There are a lot of different ways we could capture a bit about how work is an important part of Mormon life and beliefs.
For example, we could quote prophetic teachings about the importance of work, such as this one from D. Todd Christofferson, a prophet and apostle in The Church of Jesus Christ of Latter-day Saints:
A consecrated life is a life of labor. Beginning early in His life, Jesus was about His Father’s business (see Luke 2:48–49). God Himself is glorified by His work of bringing to pass the immortality and eternal life of His children (see Moses 1:39). We naturally desire to participate with Him in His work, and in so doing, we ought to recognize that all honest work is the work of God. In the words of Thomas Carlyle: “All true Work is sacred; in all true Work, were it but true hand-labour, there is something of divineness. Labour, wide as the Earth, has its summit in Heaven.” 3
God has designed this mortal existence to require nearly constant exertion. … Work builds and refines character, creates beauty, and is the instrument of our service to one another and to God. A consecrated life is filled with work, sometimes repetitive, sometimes menial, sometimes unappreciated but always work that improves, orders, sustains, lifts, ministers, aspires.

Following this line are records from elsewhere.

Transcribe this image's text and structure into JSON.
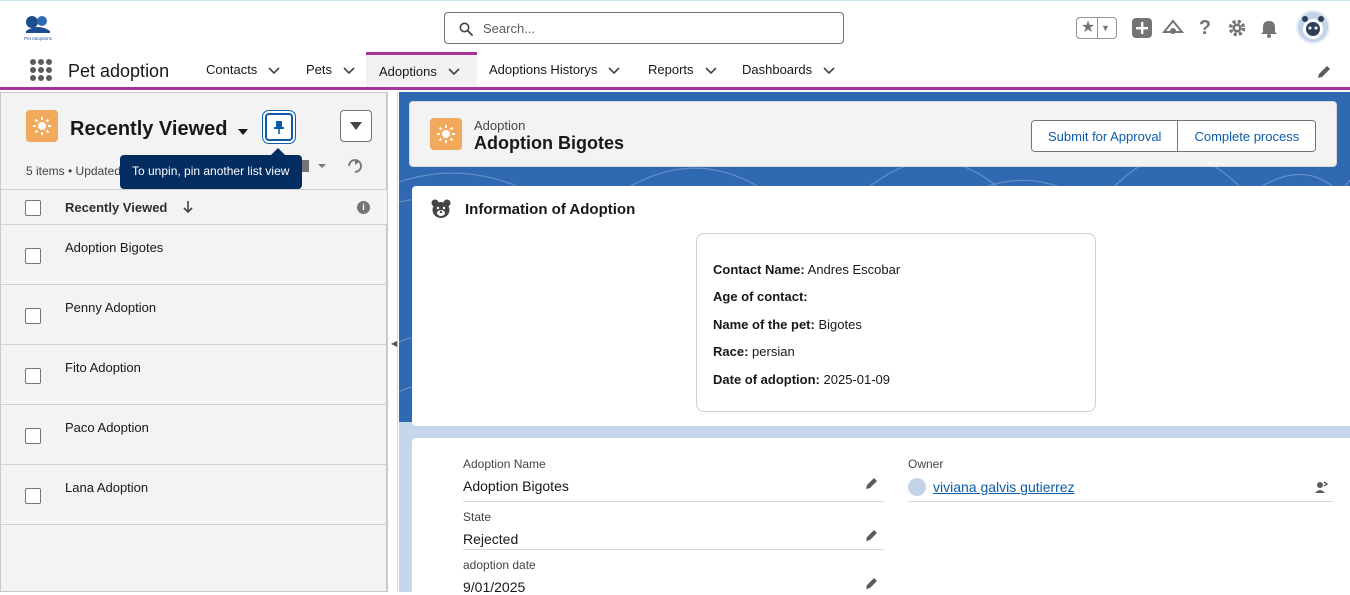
{
  "header": {
    "logo_text": "Pet Adoptions",
    "search_placeholder": "Search..."
  },
  "nav": {
    "app_name": "Pet adoption",
    "tabs": [
      {
        "label": "Contacts",
        "active": false
      },
      {
        "label": "Pets",
        "active": false
      },
      {
        "label": "Adoptions",
        "active": true
      },
      {
        "label": "Adoptions Historys",
        "active": false
      },
      {
        "label": "Reports",
        "active": false
      },
      {
        "label": "Dashboards",
        "active": false
      }
    ]
  },
  "list_view": {
    "title": "Recently Viewed",
    "meta": "5 items • Updated",
    "tooltip": "To unpin, pin another list view",
    "column_header": "Recently Viewed",
    "items": [
      "Adoption Bigotes",
      "Penny Adoption",
      "Fito Adoption",
      "Paco Adoption",
      "Lana Adoption"
    ]
  },
  "record": {
    "object_type": "Adoption",
    "title": "Adoption Bigotes",
    "actions": [
      "Submit for Approval",
      "Complete process"
    ]
  },
  "info_card": {
    "title": "Information of Adoption",
    "lines": [
      {
        "label": "Contact Name:",
        "value": "Andres Escobar"
      },
      {
        "label": "Age of contact:",
        "value": ""
      },
      {
        "label": "Name of the pet:",
        "value": "Bigotes"
      },
      {
        "label": "Race:",
        "value": "persian"
      },
      {
        "label": "Date of adoption:",
        "value": "2025-01-09"
      }
    ]
  },
  "details": {
    "adoption_name_label": "Adoption Name",
    "adoption_name_value": "Adoption Bigotes",
    "owner_label": "Owner",
    "owner_value": "viviana galvis gutierrez",
    "state_label": "State",
    "state_value": "Rejected",
    "date_label": "adoption date",
    "date_value": "9/01/2025"
  },
  "colors": {
    "brand_purple": "#a8349b",
    "link_blue": "#0b5cab",
    "object_orange": "#f1a95b",
    "tooltip_navy": "#032d60",
    "background_blue": "#2f69b2"
  }
}
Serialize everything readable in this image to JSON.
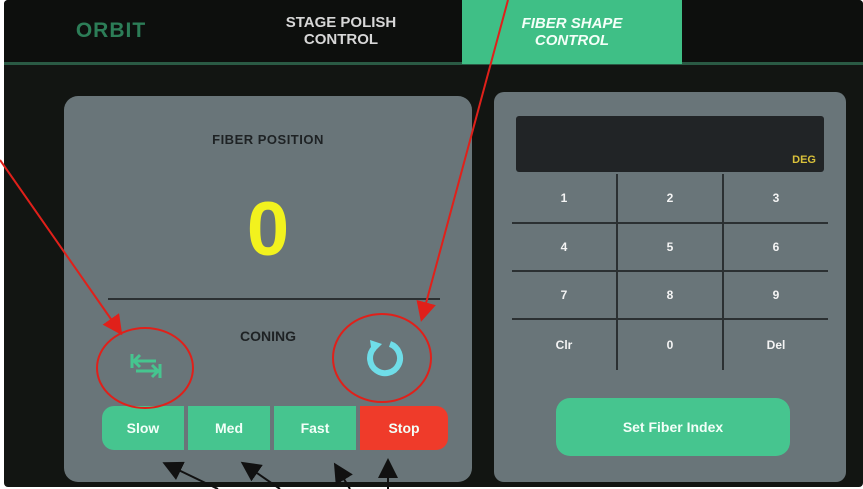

We could share posts written by Mormon women for our website about work — work in the home, in the workforce (such as this post about Mormon scientists), in non-profit efforts (for example, read these two posts about two Mormon women changing lives in Ethiopia).
But this post may be one of the funnest (and funniest) posts ever written on Mormon work — it’s a summary of a Christmas Eve work project: cleaning the church building. This is something Mormons do every week (twice a week, actually). As part of the principle of self-reliance, we take turns cleaning the entire church building. Sign-up sheets are passed around on Sundays, and families and individuals come together to keep our buildings clean. You’ll see that the work isn’t always done perfectly, but we do try. Hats off to Mormon Soprano for a great post!